Wherever a line in the material contains the word "Disposal", copy that line.

■ ■ ■ ■

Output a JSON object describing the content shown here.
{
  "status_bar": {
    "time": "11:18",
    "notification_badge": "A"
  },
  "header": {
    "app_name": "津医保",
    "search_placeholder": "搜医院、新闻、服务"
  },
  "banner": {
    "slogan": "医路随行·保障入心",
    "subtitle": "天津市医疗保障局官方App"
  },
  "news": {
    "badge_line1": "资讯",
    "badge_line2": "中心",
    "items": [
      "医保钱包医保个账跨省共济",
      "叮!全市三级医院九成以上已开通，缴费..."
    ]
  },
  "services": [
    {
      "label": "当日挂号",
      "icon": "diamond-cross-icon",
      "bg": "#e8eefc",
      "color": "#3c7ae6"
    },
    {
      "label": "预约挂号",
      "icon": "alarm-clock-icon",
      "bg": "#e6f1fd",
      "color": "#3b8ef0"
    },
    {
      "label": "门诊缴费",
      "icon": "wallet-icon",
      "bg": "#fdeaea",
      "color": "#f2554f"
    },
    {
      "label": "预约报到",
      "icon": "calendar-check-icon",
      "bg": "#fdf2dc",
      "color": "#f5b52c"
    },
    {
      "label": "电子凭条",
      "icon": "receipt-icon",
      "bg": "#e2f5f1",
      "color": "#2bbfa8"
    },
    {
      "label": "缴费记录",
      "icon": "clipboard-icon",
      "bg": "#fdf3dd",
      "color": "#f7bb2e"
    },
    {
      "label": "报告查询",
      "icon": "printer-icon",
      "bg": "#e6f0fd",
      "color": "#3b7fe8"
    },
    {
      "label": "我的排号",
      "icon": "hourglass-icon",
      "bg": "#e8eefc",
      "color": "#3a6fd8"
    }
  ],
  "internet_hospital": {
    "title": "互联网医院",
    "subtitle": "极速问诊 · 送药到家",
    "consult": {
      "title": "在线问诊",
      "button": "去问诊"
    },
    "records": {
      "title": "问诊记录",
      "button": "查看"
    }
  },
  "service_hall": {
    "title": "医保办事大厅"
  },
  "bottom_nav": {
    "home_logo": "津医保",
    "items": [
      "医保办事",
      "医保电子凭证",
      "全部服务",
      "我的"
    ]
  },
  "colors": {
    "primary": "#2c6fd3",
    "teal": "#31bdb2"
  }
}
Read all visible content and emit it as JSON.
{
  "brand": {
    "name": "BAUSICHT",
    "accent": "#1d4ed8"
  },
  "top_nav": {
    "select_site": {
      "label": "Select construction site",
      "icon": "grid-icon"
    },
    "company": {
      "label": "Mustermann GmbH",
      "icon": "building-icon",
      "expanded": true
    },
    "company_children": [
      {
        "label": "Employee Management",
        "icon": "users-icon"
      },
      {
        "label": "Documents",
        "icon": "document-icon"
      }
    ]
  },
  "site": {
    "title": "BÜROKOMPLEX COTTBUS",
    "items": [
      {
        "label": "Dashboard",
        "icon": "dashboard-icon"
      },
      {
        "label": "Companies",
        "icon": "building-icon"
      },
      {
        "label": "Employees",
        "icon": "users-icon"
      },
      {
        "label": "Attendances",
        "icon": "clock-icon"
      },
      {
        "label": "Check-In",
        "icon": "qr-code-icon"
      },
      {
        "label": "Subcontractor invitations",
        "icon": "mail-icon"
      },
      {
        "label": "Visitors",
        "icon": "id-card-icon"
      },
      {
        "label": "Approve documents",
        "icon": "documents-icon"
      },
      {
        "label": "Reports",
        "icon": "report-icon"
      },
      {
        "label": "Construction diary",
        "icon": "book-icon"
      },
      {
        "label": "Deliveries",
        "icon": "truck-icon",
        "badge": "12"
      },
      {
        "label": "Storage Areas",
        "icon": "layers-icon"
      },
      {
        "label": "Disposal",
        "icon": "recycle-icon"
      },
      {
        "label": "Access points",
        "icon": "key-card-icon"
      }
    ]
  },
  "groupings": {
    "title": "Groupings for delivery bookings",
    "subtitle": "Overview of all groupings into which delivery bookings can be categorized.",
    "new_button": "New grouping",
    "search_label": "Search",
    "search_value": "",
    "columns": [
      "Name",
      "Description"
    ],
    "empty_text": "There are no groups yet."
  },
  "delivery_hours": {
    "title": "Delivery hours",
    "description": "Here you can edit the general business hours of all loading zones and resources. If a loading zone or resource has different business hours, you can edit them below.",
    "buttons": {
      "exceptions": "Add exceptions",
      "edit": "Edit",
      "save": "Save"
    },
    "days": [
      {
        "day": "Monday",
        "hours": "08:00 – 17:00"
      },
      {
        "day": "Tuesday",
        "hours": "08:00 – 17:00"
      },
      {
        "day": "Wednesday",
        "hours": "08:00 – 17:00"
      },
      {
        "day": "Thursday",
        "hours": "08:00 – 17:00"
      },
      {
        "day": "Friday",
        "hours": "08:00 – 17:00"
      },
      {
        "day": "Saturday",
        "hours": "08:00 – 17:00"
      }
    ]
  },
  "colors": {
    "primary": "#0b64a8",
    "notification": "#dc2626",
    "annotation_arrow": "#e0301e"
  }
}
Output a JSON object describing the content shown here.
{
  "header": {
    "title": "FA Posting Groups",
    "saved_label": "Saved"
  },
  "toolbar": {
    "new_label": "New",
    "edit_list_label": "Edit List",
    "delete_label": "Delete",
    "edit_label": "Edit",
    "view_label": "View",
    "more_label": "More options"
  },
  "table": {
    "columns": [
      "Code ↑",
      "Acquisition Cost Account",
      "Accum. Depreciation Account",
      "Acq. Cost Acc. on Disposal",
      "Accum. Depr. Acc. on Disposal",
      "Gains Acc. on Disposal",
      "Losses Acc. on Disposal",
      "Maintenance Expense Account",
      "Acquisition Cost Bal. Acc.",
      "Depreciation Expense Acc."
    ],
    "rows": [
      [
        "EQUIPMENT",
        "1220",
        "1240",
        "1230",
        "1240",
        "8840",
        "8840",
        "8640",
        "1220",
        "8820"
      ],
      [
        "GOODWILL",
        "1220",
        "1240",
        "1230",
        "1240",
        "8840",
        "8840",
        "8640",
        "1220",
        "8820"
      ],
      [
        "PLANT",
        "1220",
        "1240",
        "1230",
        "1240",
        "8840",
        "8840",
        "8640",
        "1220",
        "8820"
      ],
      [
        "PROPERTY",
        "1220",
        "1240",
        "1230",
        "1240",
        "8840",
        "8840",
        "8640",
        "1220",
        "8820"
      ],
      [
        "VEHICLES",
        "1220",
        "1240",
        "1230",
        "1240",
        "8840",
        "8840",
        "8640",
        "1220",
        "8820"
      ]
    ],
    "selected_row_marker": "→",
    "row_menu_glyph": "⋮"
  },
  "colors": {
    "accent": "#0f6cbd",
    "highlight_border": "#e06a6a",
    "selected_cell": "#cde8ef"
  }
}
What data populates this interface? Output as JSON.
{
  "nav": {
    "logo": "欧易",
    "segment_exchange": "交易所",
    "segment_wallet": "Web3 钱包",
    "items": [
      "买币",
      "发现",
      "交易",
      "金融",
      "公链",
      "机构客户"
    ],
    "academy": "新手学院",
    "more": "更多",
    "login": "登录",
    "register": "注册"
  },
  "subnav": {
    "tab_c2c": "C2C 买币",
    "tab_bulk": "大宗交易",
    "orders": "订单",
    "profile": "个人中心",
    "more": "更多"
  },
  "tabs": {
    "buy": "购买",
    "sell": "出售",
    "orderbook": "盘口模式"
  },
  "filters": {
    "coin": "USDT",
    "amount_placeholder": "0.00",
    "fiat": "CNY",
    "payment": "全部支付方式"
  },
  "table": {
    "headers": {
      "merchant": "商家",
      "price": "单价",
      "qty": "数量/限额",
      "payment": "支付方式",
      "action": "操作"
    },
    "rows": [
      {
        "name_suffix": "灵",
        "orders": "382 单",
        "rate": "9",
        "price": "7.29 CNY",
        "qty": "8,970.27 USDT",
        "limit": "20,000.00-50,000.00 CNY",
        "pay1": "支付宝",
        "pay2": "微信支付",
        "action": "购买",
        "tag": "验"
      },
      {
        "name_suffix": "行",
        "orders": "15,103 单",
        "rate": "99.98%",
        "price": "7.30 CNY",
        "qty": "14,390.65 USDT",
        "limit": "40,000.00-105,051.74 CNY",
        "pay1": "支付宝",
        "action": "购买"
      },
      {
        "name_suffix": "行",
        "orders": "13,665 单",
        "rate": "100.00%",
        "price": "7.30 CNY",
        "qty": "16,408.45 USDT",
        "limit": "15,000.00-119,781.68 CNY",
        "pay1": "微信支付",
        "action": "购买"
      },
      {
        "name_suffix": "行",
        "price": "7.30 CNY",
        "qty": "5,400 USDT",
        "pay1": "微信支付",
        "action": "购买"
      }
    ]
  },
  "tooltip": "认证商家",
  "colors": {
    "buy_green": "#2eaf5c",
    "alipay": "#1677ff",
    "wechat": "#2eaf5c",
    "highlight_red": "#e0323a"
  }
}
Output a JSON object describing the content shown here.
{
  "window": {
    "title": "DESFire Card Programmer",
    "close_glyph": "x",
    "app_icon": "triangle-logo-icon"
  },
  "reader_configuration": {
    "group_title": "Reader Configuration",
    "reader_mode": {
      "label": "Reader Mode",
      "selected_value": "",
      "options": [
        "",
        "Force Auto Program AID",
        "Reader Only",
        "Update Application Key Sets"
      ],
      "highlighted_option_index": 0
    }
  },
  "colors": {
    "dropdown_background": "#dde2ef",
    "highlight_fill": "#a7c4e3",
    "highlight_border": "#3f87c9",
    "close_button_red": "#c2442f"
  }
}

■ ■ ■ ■

THE COMPLETED TASK
        "label": "Disposal",
      "Acq. Cost Acc. on Disposal",
      "Accum. Depr. Acc. on Disposal",
      "Gains Acc. on Disposal",
      "Losses Acc. on Disposal",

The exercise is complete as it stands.